Poem 11

Canace to Macareus

IF any of these lines should appear stained and obscured by blots, know that they will be occasioned by the death of the writer. My right hand holds the pen, my left a drawn sword; and the paper lies unfolded in my lap. This is the true picture of Canace writing to her brother: it is only in this manner, it seems, that I can satisfy a hard-hearted father. I could wish him to be a spectator of my untimely death, that the blow might be given in the presence of a

stern father who commanded it. Fierce, and far more cruel than his eastern ministers of storms, he would view without a tear the mortal wound. For it is infectious to live with savage winds; and therefore he contracts the temper of his people. He commands the South, the Zephyr, and the northern blasts of Thrace; and, surly East, he checks thy rigid wing. He controls indeed the winds; but, alas! he has no power over his own unmeasurable wrath, and governs a kingdom less intractable than his own vices. What avails it that I am allied to the Gods above, that Jupiter is in the number of my kindred? does it snatch from my trembling hind the destructive steel, that fatal gift and weapon, alas, unfit for me! O Macareus, I wish that the hour which joined us had

come later than that of my death!
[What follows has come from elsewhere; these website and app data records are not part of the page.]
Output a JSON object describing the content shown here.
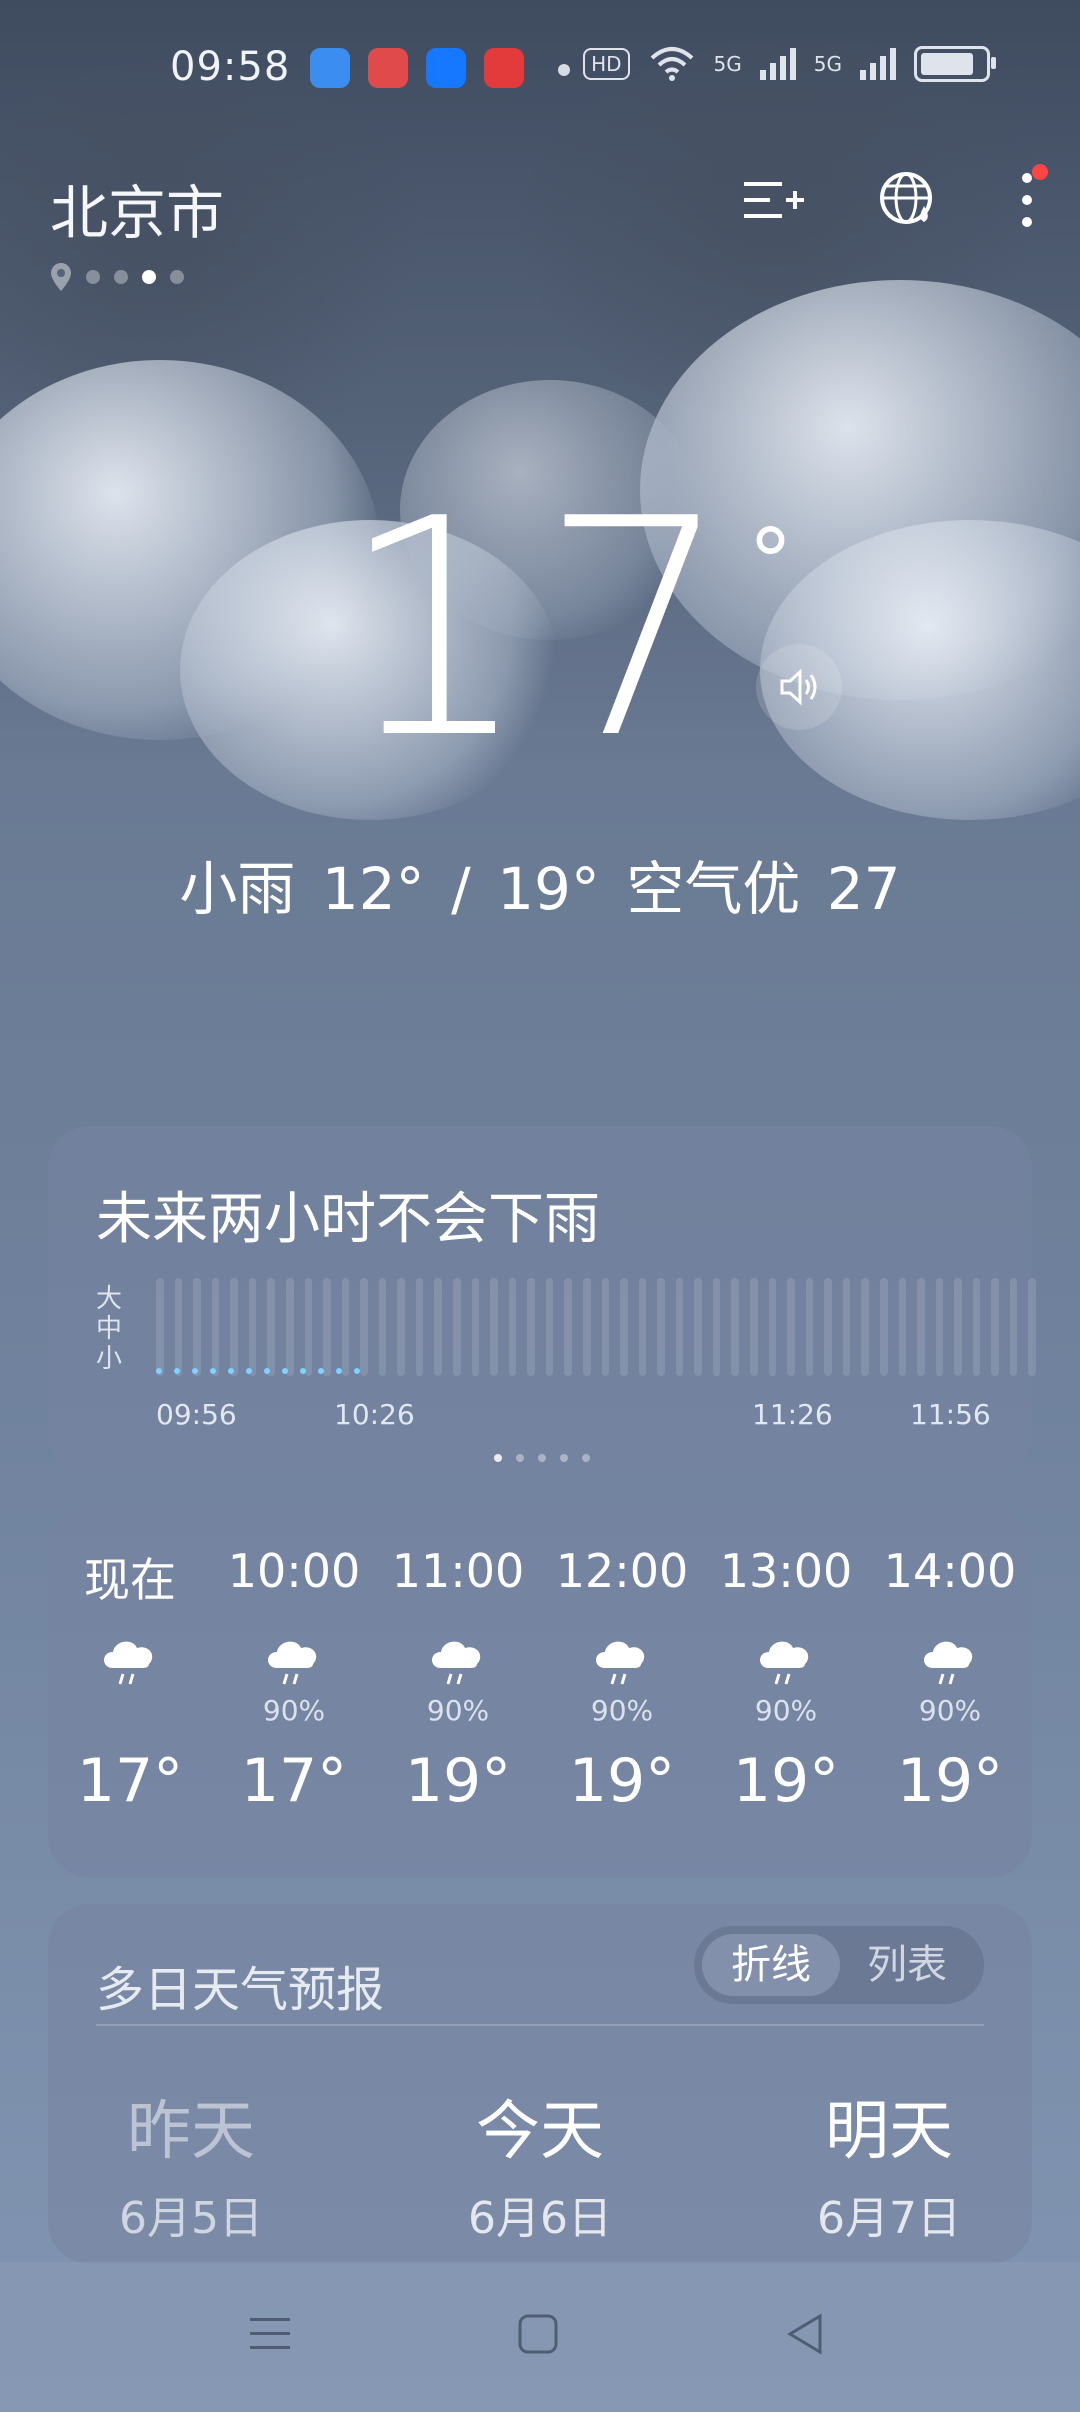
{
  "status": {
    "time": "09:58",
    "hd_label": "HD",
    "signal1": "5G",
    "signal2": "5G"
  },
  "header": {
    "city": "北京市"
  },
  "current": {
    "temperature": "17",
    "degree": "°",
    "summary": "小雨  12° / 19°  空气优 27"
  },
  "rain_card": {
    "title": "未来两小时不会下雨",
    "scale": [
      "大",
      "中",
      "小"
    ],
    "times": [
      "09:56",
      "10:26",
      "11:26",
      "11:56"
    ]
  },
  "hourly": [
    {
      "time": "现在",
      "prob": "",
      "temp": "17°"
    },
    {
      "time": "10:00",
      "prob": "90%",
      "temp": "17°"
    },
    {
      "time": "11:00",
      "prob": "90%",
      "temp": "19°"
    },
    {
      "time": "12:00",
      "prob": "90%",
      "temp": "19°"
    },
    {
      "time": "13:00",
      "prob": "90%",
      "temp": "19°"
    },
    {
      "time": "14:00",
      "prob": "90%",
      "temp": "19°"
    }
  ],
  "forecast": {
    "title": "多日天气预报",
    "toggle_active": "折线",
    "toggle_inactive": "列表",
    "days": [
      {
        "name": "昨天",
        "date": "6月5日"
      },
      {
        "name": "今天",
        "date": "6月6日"
      },
      {
        "name": "明天",
        "date": "6月7日"
      }
    ]
  },
  "colors": {
    "rain_dot": "#7fd2ff",
    "notification_dot": "#ff4444"
  },
  "icons": {
    "weather": "light-rain-cloud",
    "add_city": "add-list-icon",
    "globe": "globe-icon",
    "more": "more-vertical-icon"
  }
}
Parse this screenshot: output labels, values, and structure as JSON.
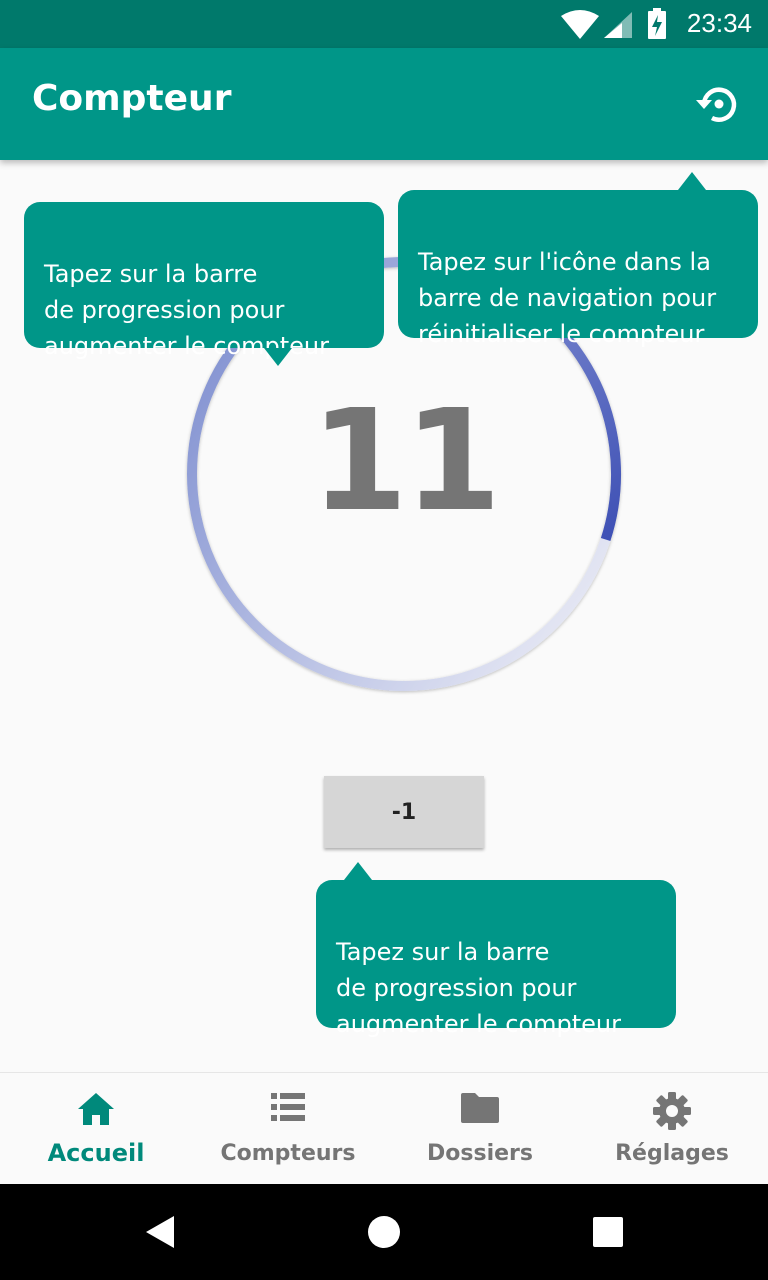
{
  "status_bar": {
    "time": "23:34",
    "icons": [
      "wifi-icon",
      "signal-icon",
      "battery-charging-icon"
    ]
  },
  "app_bar": {
    "title": "Compteur",
    "reset_icon": "restore-icon"
  },
  "counter": {
    "value": "11",
    "progress_fraction": 0.3
  },
  "decrement_button": {
    "label": "-1"
  },
  "tooltips": {
    "progress_tip": "Tapez sur la barre\nde progression pour\naugmenter le compteur",
    "reset_tip": "Tapez sur l'icône dans la\nbarre de navigation pour\nréinitialiser le compteur",
    "button_tip": "Tapez sur la barre\nde progression pour\naugmenter le compteur"
  },
  "bottom_nav": {
    "items": [
      {
        "label": "Accueil",
        "icon": "home-icon",
        "active": true
      },
      {
        "label": "Compteurs",
        "icon": "list-icon",
        "active": false
      },
      {
        "label": "Dossiers",
        "icon": "folder-icon",
        "active": false
      },
      {
        "label": "Réglages",
        "icon": "settings-icon",
        "active": false
      }
    ]
  },
  "colors": {
    "primary": "#009688",
    "primary_dark": "#00796b",
    "progress_start": "#3f51b5",
    "progress_end": "#e8eaf6",
    "counter_text": "#757575"
  }
}
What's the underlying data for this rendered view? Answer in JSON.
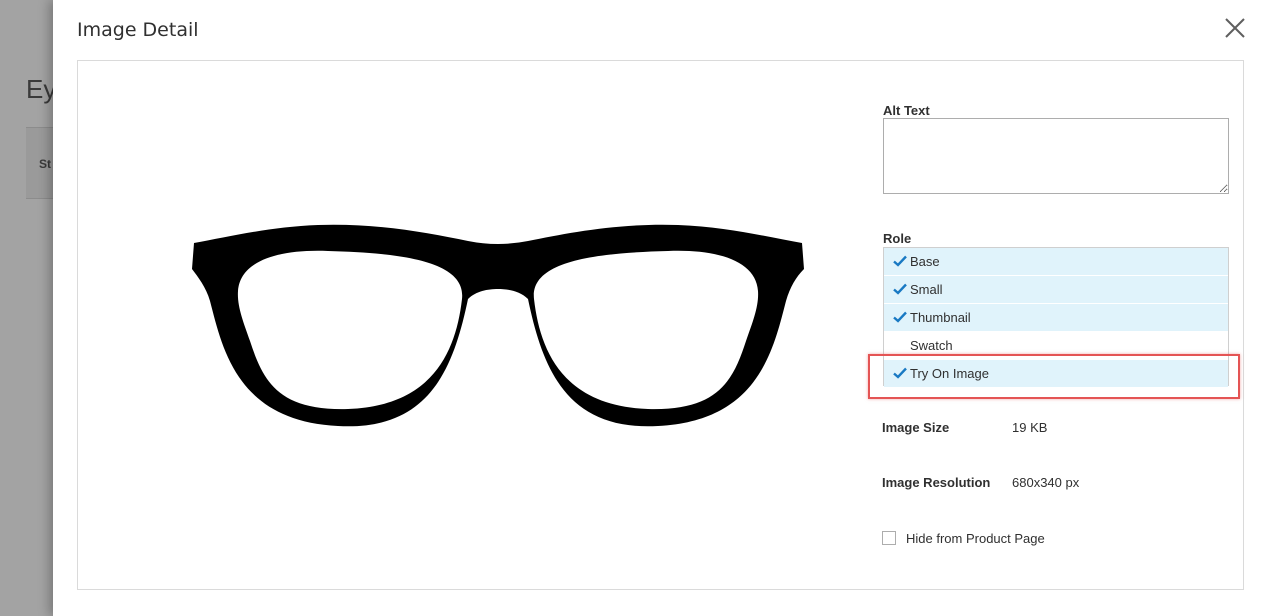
{
  "background_page": {
    "title_fragment": "Ey",
    "bar_text_fragment": "St"
  },
  "modal": {
    "title": "Image Detail",
    "close_icon": "close-icon"
  },
  "image": {
    "icon": "eyeglasses-image",
    "color": "#000000"
  },
  "form": {
    "alt_text_label": "Alt Text",
    "alt_text_value": "",
    "role_label": "Role",
    "roles": [
      {
        "label": "Base",
        "selected": true
      },
      {
        "label": "Small",
        "selected": true
      },
      {
        "label": "Thumbnail",
        "selected": true
      },
      {
        "label": "Swatch",
        "selected": false
      },
      {
        "label": "Try On Image",
        "selected": true
      }
    ],
    "image_size_label": "Image Size",
    "image_size_value": "19 KB",
    "image_resolution_label": "Image Resolution",
    "image_resolution_value": "680x340 px",
    "hide_label": "Hide from Product Page",
    "hide_checked": false
  },
  "colors": {
    "selected_row": "#e0f3fb",
    "check": "#1979c3",
    "highlight": "#e45454"
  }
}
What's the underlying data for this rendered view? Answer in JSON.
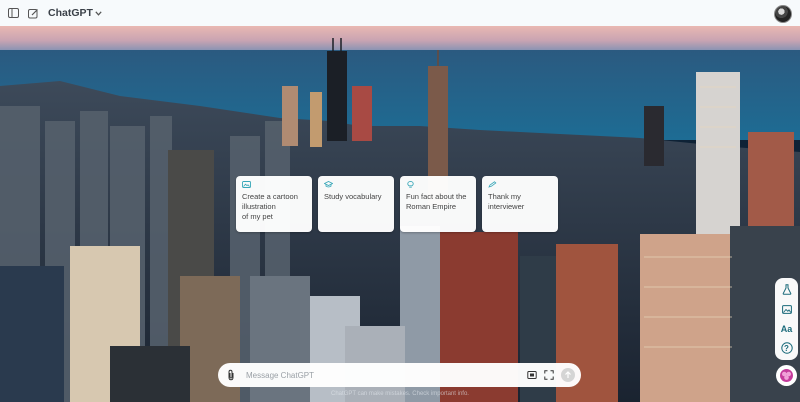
{
  "header": {
    "model_label": "ChatGPT"
  },
  "suggestions": [
    {
      "text": "Create a cartoon\nillustration\nof my pet",
      "icon": "image-icon",
      "icon_color": "#38a7b8"
    },
    {
      "text": "Study vocabulary",
      "icon": "graduation-cap-icon",
      "icon_color": "#38a7b8"
    },
    {
      "text": "Fun fact about the\nRoman Empire",
      "icon": "lightbulb-icon",
      "icon_color": "#38a7b8"
    },
    {
      "text": "Thank my\ninterviewer",
      "icon": "pen-icon",
      "icon_color": "#38a7b8"
    }
  ],
  "composer": {
    "placeholder": "Message ChatGPT"
  },
  "footer": {
    "disclaimer": "ChatGPT can make mistakes. Check important info."
  },
  "side_tools": [
    {
      "icon": "lab-flask-icon"
    },
    {
      "icon": "image-icon"
    },
    {
      "icon": "text-size-icon",
      "label": "Aa"
    },
    {
      "icon": "help-icon",
      "label": "?"
    }
  ],
  "colors": {
    "accent": "#38a7b8",
    "topbar_bg": "#f7fafc",
    "sky_top": "#e7b8b4",
    "lake": "#1f5c86"
  }
}
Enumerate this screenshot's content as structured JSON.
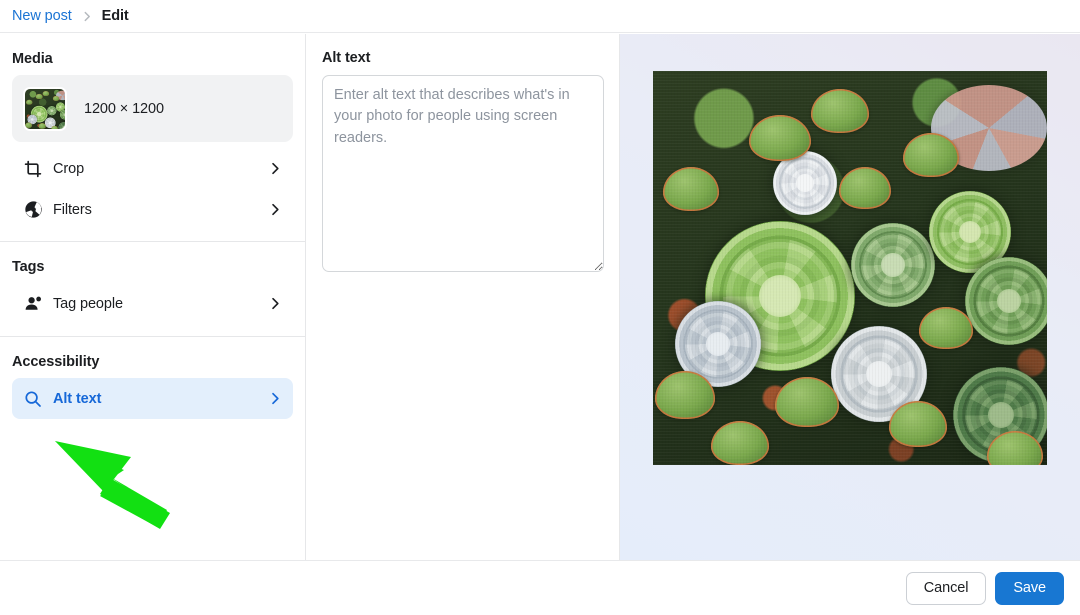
{
  "breadcrumb": {
    "parent_label": "New post",
    "separator_icon": "chevron-right-icon",
    "current_label": "Edit"
  },
  "sidebar": {
    "sections": [
      {
        "title": "Media",
        "media_card": {
          "thumbnail_icon": "image-thumbnail",
          "dimensions": "1200 × 1200"
        },
        "items": [
          {
            "label": "Crop",
            "icon": "crop-icon",
            "chevron": "chevron-right-icon",
            "active": false
          },
          {
            "label": "Filters",
            "icon": "aperture-icon",
            "chevron": "chevron-right-icon",
            "active": false
          }
        ]
      },
      {
        "title": "Tags",
        "items": [
          {
            "label": "Tag people",
            "icon": "tag-people-icon",
            "chevron": "chevron-right-icon",
            "active": false
          }
        ]
      },
      {
        "title": "Accessibility",
        "items": [
          {
            "label": "Alt text",
            "icon": "search-icon",
            "chevron": "chevron-right-icon",
            "active": true
          }
        ]
      }
    ]
  },
  "alt_text_panel": {
    "heading": "Alt text",
    "textarea_value": "",
    "textarea_placeholder": "Enter alt text that describes what's in your photo for people using screen readers."
  },
  "preview": {
    "image_description": "Overhead photo of a dense succulent garden with green and pale blue rosettes and red-tipped jade leaves"
  },
  "footer": {
    "cancel_label": "Cancel",
    "save_label": "Save"
  },
  "annotation": {
    "type": "arrow",
    "color": "#12e012",
    "points_at": "sidebar-item-alt-text"
  },
  "colors": {
    "link_blue": "#1b74d4",
    "active_row_bg": "#e3effc",
    "active_row_fg": "#1668d8",
    "save_blue": "#1877d2",
    "card_bg": "#f1f2f3",
    "border": "#e6e7e9",
    "text": "#1c1e21",
    "placeholder": "#8d949e",
    "annotation_green": "#12e012"
  }
}
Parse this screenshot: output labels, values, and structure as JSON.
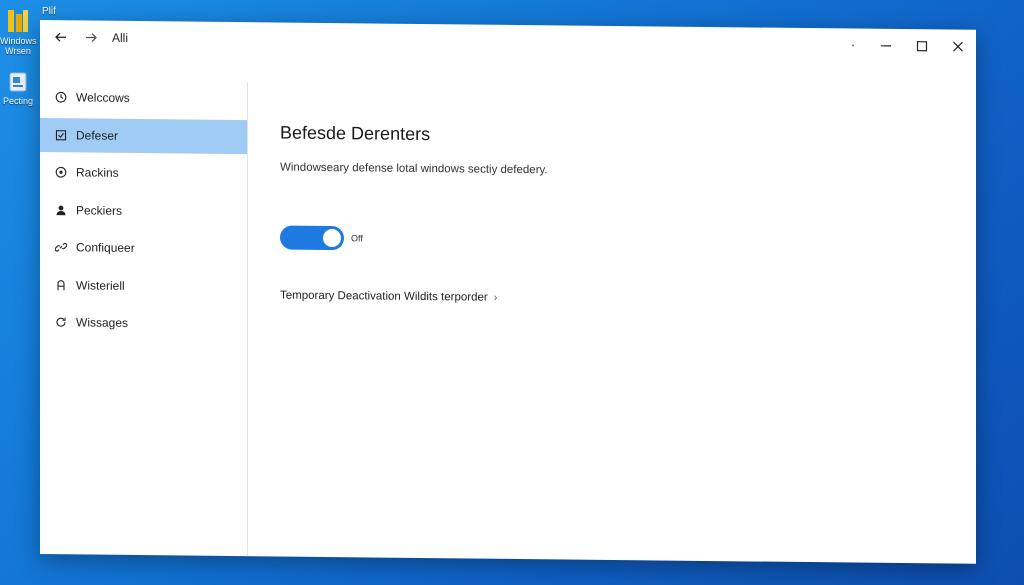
{
  "desktop": {
    "top_label": "Plif",
    "icons": [
      {
        "label": "Windows Wrsen",
        "icon": "folder-icon"
      },
      {
        "label": "Pecting",
        "icon": "file-icon"
      }
    ]
  },
  "window": {
    "title": "Alli",
    "controls": {
      "minimize": "–",
      "maximize": "☐",
      "close": "✕"
    }
  },
  "sidebar": {
    "items": [
      {
        "label": "Welccows",
        "icon": "clock-icon",
        "active": false
      },
      {
        "label": "Defeser",
        "icon": "shield-icon",
        "active": true
      },
      {
        "label": "Rackins",
        "icon": "target-icon",
        "active": false
      },
      {
        "label": "Peckiers",
        "icon": "person-icon",
        "active": false
      },
      {
        "label": "Confiqueer",
        "icon": "link-icon",
        "active": false
      },
      {
        "label": "Wisteriell",
        "icon": "lock-icon",
        "active": false
      },
      {
        "label": "Wissages",
        "icon": "refresh-icon",
        "active": false
      }
    ]
  },
  "main": {
    "title": "Befesde Derenters",
    "description": "Windowseary defense lotal windows sectiy defedery.",
    "toggle": {
      "state_label": "Off",
      "on": true
    },
    "link": {
      "label": "Temporary Deactivation Wildits terporder",
      "chevron": "›"
    }
  },
  "colors": {
    "accent": "#1e7ae0",
    "active_item": "#9fcbf4",
    "desktop": "#1378d6"
  }
}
Why, brother, did you ever love me otherwise than as a brother? And why did I regard you more than became a sister? For I also felt the powerful flame, and perceived I know not what God taking possession of my glowing heart; but such as I had often heard described. The color had forsaken my cheeks; a leanness had spread itself over all my joints; and my mouth took with reluctance even the smallest food. No gentle slumbers refreshed me; the nights seemed tedious and lingering; and I often sighed to myself, though no apparent grief oppressed me. I could not give any reason why I was thus disconsolate; nor, though in love myself, did I know what it was to love. My aged nurse first divined the growing mischief; and, wise through years, first told me that it was love. I blushed; and, full of shame, fixed my eyes upon my bosom; signs which, accompanied with silence, too clearly testified my confession. And now my womb swelled with the guilty load, and the growing weight pressed my sickly limbs. What herbs, what me-

dicines and not my nurse procure, and with her impious hands apply, that the increasing load (this alone we hid from thee) might be entirely discharged? But, alas! the tenacious infant too well withstood our best artifices, securely screened from all hostile attacks. And now the splendid sister of Phbus had nine times completed her course, and the tenth moon was guiding forward her light-revolving steeds; when some unknown cause afflicted me with sudden pangs. I was a stranger to the movements of child-bearing, and a mere novice in this kind of discipline. I suppressed not my cries, "What!" said my nurse, "do you thus openly proclaim your guilt?" And, knowing the cause of my complaint, she stopped my mouth with her hand. What could I do in that unhappy case? Pain urged my groans; but shame, fear, and my nurse, pressed me to silence.

I nevertheless strove to repress my groans, and struggled with my cries; and was forced to drink the tears that trickled from my eyes. Death seemed to hover round me; Lucina refused her aid; and even death was a grievous crime, had I then expired: when entering with thy hair and garments torn, my bosom cherishing close pressed to thine, thou saidst, Live, my sister, O live, my dearest sister; nor rashly destroy two lives in one. Strengthen yourself by hope; for you shall soon be wedded to your brother, and become the wife of him by whom you have been made a mother. Though taint, and almost dead, yet (believe it) your words revived me; and the guilty load sprang forward from my womb.